Since we assign the instructions in top-down order, the relevant dependency for a given instruction is its predecessors. For each instruction, we track which SchedGroup its predecessors have been assigned to (if any). When deciding which SchedGroups to prioritize for an instruction, we look at the last (in top-down order) SchedGroup assigned for all its predecessors. We prioritize candidate SchedGroups that occur at or after (in top-down order) that SchedGroup. These SchedGroups will be the earliest possible SchedGroups that do not violate dependencies. Next, we look at the second-to-last SchedGroup assigned to an instructions predecessors. We prioritize candidate SchedGroups that occur at or after that SchedGroup. These SchedGroups will be earliest possible SchedGroups that violate one dependency. And so on.
This heuristic is much less computationally expensive than the cost heuristic. Additionally, we expect it to produce a good search order in the general case, but perhaps not as good as the cost heuristic. The search order will likely get better once we have a more intelligent processing order of pipeline instructions.
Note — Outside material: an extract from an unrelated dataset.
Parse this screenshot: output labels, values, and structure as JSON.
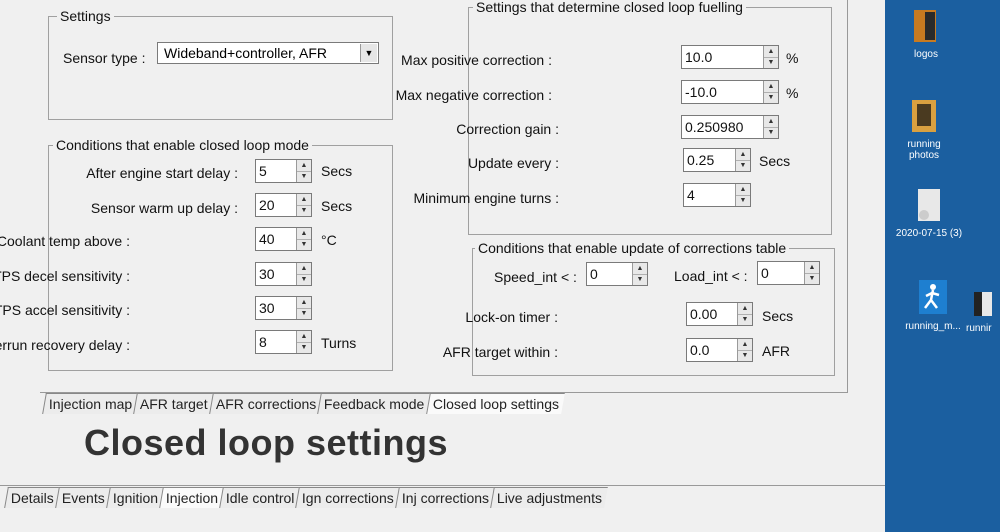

This patch also does a little bit to consolidate handling of heuristics.